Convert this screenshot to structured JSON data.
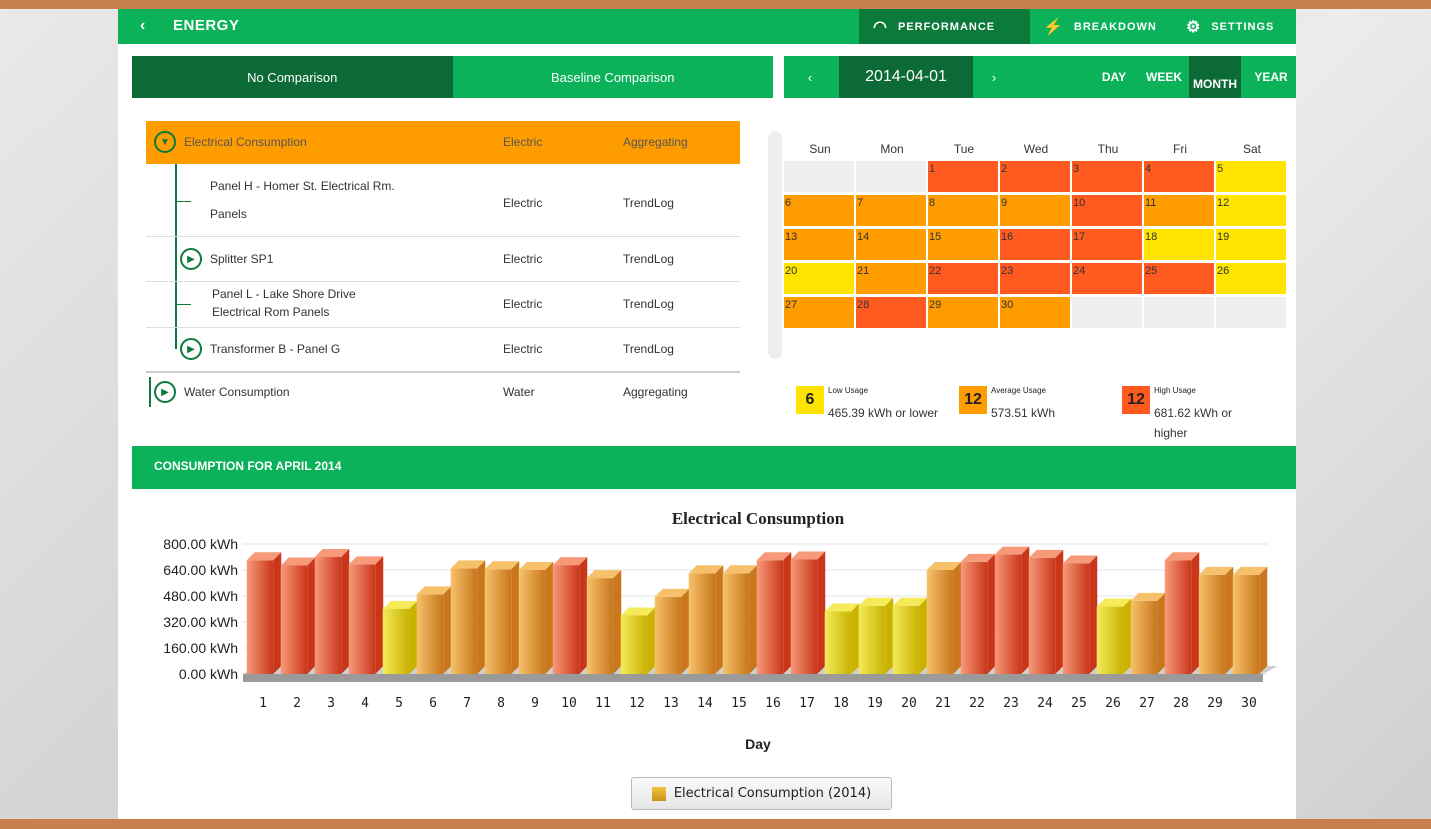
{
  "header": {
    "back_icon": "‹",
    "title": "ENERGY",
    "nav": [
      {
        "icon": "speedometer-icon",
        "label": "PERFORMANCE"
      },
      {
        "icon": "lightning-icon",
        "label": "BREAKDOWN"
      },
      {
        "icon": "gear-icon",
        "label": "SETTINGS"
      }
    ]
  },
  "comparison_tabs": [
    "No Comparison",
    "Baseline Comparison"
  ],
  "tree": [
    {
      "name": "Electrical Consumption",
      "type": "Electric",
      "mode": "Aggregating"
    },
    {
      "name_line1": "Panel H - Homer St. Electrical Rm.",
      "name_line2": "Panels",
      "type": "Electric",
      "mode": "TrendLog"
    },
    {
      "name": "Splitter SP1",
      "type": "Electric",
      "mode": "TrendLog"
    },
    {
      "name_line1": "Panel L - Lake Shore Drive",
      "name_line2": "Electrical Rom Panels",
      "type": "Electric",
      "mode": "TrendLog"
    },
    {
      "name": "Transformer B - Panel G",
      "type": "Electric",
      "mode": "TrendLog"
    },
    {
      "name": "Water Consumption",
      "type": "Water",
      "mode": "Aggregating"
    }
  ],
  "calendar": {
    "prev": "‹",
    "date": "2014-04-01",
    "next": "›",
    "views": {
      "day": "DAY",
      "week": "WEEK",
      "month": "MONTH",
      "year": "YEAR"
    },
    "weekdays": [
      "Sun",
      "Mon",
      "Tue",
      "Wed",
      "Thu",
      "Fri",
      "Sat"
    ],
    "first_weekday": 2,
    "days": [
      {
        "d": "1",
        "l": "high"
      },
      {
        "d": "2",
        "l": "high"
      },
      {
        "d": "3",
        "l": "high"
      },
      {
        "d": "4",
        "l": "high"
      },
      {
        "d": "5",
        "l": "low"
      },
      {
        "d": "6",
        "l": "avg"
      },
      {
        "d": "7",
        "l": "avg"
      },
      {
        "d": "8",
        "l": "avg"
      },
      {
        "d": "9",
        "l": "avg"
      },
      {
        "d": "10",
        "l": "high"
      },
      {
        "d": "11",
        "l": "avg"
      },
      {
        "d": "12",
        "l": "low"
      },
      {
        "d": "13",
        "l": "avg"
      },
      {
        "d": "14",
        "l": "avg"
      },
      {
        "d": "15",
        "l": "avg"
      },
      {
        "d": "16",
        "l": "high"
      },
      {
        "d": "17",
        "l": "high"
      },
      {
        "d": "18",
        "l": "low"
      },
      {
        "d": "19",
        "l": "low"
      },
      {
        "d": "20",
        "l": "low"
      },
      {
        "d": "21",
        "l": "avg"
      },
      {
        "d": "22",
        "l": "high"
      },
      {
        "d": "23",
        "l": "high"
      },
      {
        "d": "24",
        "l": "high"
      },
      {
        "d": "25",
        "l": "high"
      },
      {
        "d": "26",
        "l": "low"
      },
      {
        "d": "27",
        "l": "avg"
      },
      {
        "d": "28",
        "l": "high"
      },
      {
        "d": "29",
        "l": "avg"
      },
      {
        "d": "30",
        "l": "avg"
      }
    ],
    "colors": {
      "low": "#ffe400",
      "avg": "#ff9c00",
      "high": "#ff5a1f"
    },
    "legend": [
      {
        "count": "6",
        "title": "Low Usage",
        "value": "465.39 kWh or lower",
        "color": "#ffe400"
      },
      {
        "count": "12",
        "title": "Average Usage",
        "value": "573.51 kWh",
        "color": "#ff9c00"
      },
      {
        "count": "12",
        "title": "High Usage",
        "value": "681.62 kWh or",
        "value2": "higher",
        "color": "#ff5a1f"
      }
    ]
  },
  "consumption_header": "CONSUMPTION FOR APRIL 2014",
  "chart_data": {
    "type": "bar",
    "title": "Electrical Consumption",
    "xlabel": "Day",
    "ylabel": "",
    "ylim": [
      0,
      800
    ],
    "yticks": [
      "800.00 kWh",
      "640.00 kWh",
      "480.00 kWh",
      "320.00 kWh",
      "160.00 kWh",
      "0.00 kWh"
    ],
    "categories": [
      "1",
      "2",
      "3",
      "4",
      "5",
      "6",
      "7",
      "8",
      "9",
      "10",
      "11",
      "12",
      "13",
      "14",
      "15",
      "16",
      "17",
      "18",
      "19",
      "20",
      "21",
      "22",
      "23",
      "24",
      "25",
      "26",
      "27",
      "28",
      "29",
      "30"
    ],
    "series": [
      {
        "name": "Electrical Consumption (2014)",
        "values": [
          700,
          668,
          720,
          675,
          400,
          490,
          650,
          645,
          640,
          670,
          590,
          360,
          475,
          620,
          620,
          700,
          705,
          385,
          420,
          420,
          640,
          690,
          735,
          715,
          680,
          415,
          450,
          700,
          610,
          610
        ]
      }
    ],
    "bar_colors": {
      "low": "#e6d21c",
      "avg": "#f2a33a",
      "high": "#f06a3d"
    }
  }
}
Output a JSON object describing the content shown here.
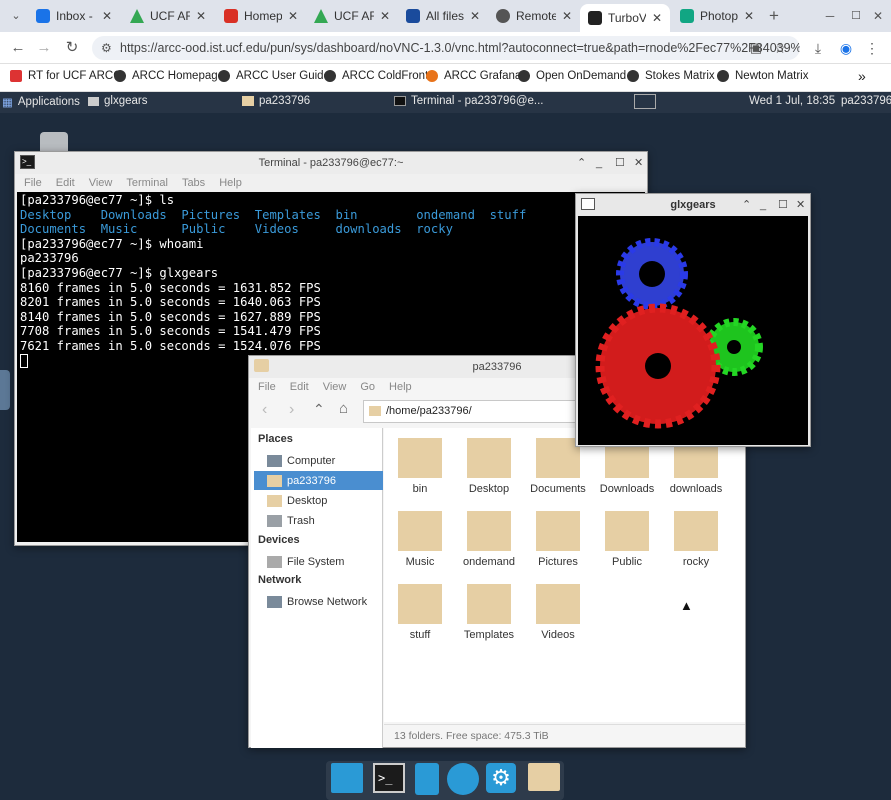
{
  "browser": {
    "tabs": [
      {
        "label": "Inbox - P",
        "fav_color": "#1a73e8",
        "active": false
      },
      {
        "label": "UCF ARC",
        "fav_color": "#34a853",
        "active": false
      },
      {
        "label": "Homepa",
        "fav_color": "#d93025",
        "active": false
      },
      {
        "label": "UCF ARC",
        "fav_color": "#34a853",
        "active": false
      },
      {
        "label": "All files",
        "fav_color": "#1a4b9c",
        "active": false
      },
      {
        "label": "Remote",
        "fav_color": "#555555",
        "active": false
      },
      {
        "label": "TurboVN",
        "fav_color": "#222222",
        "active": true
      },
      {
        "label": "Photope",
        "fav_color": "#11a683",
        "active": false
      }
    ],
    "new_tab": "+",
    "url": "https://arcc-ood.ist.ucf.edu/pun/sys/dashboard/noVNC-1.3.0/vnc.html?autoconnect=true&path=rnode%2Fec77%2F34039%2F...",
    "bookmarks": [
      {
        "label": "RT for UCF ARCC",
        "color": "#d33"
      },
      {
        "label": "ARCC Homepage",
        "color": "#333"
      },
      {
        "label": "ARCC User Guide",
        "color": "#333"
      },
      {
        "label": "ARCC ColdFront",
        "color": "#333"
      },
      {
        "label": "ARCC Grafana",
        "color": "#e8731a"
      },
      {
        "label": "Open OnDemand",
        "color": "#333"
      },
      {
        "label": "Stokes Matrix",
        "color": "#333"
      },
      {
        "label": "Newton Matrix",
        "color": "#333"
      }
    ],
    "more": "»"
  },
  "panel": {
    "applications": "Applications",
    "task1": "glxgears",
    "task2": "pa233796",
    "task3": "Terminal - pa233796@e...",
    "clock": "Wed  1 Jul, 18:35",
    "user": "pa233796"
  },
  "terminal": {
    "title": "Terminal - pa233796@ec77:~",
    "menu": [
      "File",
      "Edit",
      "View",
      "Terminal",
      "Tabs",
      "Help"
    ],
    "lines": [
      "[pa233796@ec77 ~]$ ls",
      "",
      "",
      "[pa233796@ec77 ~]$ whoami",
      "pa233796",
      "[pa233796@ec77 ~]$ glxgears",
      "8160 frames in 5.0 seconds = 1631.852 FPS",
      "8201 frames in 5.0 seconds = 1640.063 FPS",
      "8140 frames in 5.0 seconds = 1627.889 FPS",
      "7708 frames in 5.0 seconds = 1541.479 FPS",
      "7621 frames in 5.0 seconds = 1524.076 FPS"
    ],
    "ls_row1": "Desktop    Downloads  Pictures  Templates  bin        ondemand  stuff",
    "ls_row2": "Documents  Music      Public    Videos     downloads  rocky"
  },
  "glxgears": {
    "title": "glxgears"
  },
  "filemanager": {
    "title": "pa233796",
    "menu": [
      "File",
      "Edit",
      "View",
      "Go",
      "Help"
    ],
    "path": "/home/pa233796/",
    "places_header": "Places",
    "places": [
      "Computer",
      "pa233796",
      "Desktop",
      "Trash"
    ],
    "devices_header": "Devices",
    "devices": [
      "File System"
    ],
    "network_header": "Network",
    "network": [
      "Browse Network"
    ],
    "folders": [
      "bin",
      "Desktop",
      "Documents",
      "Downloads",
      "downloads",
      "Music",
      "ondemand",
      "Pictures",
      "Public",
      "rocky",
      "stuff",
      "Templates",
      "Videos"
    ],
    "status": "13 folders. Free space: 475.3 TiB"
  }
}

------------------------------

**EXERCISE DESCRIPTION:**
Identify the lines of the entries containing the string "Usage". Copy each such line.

**TASK OUTPUT:**
        "title": "Low Usage",
        "title": "Average Usage",
        "title": "High Usage",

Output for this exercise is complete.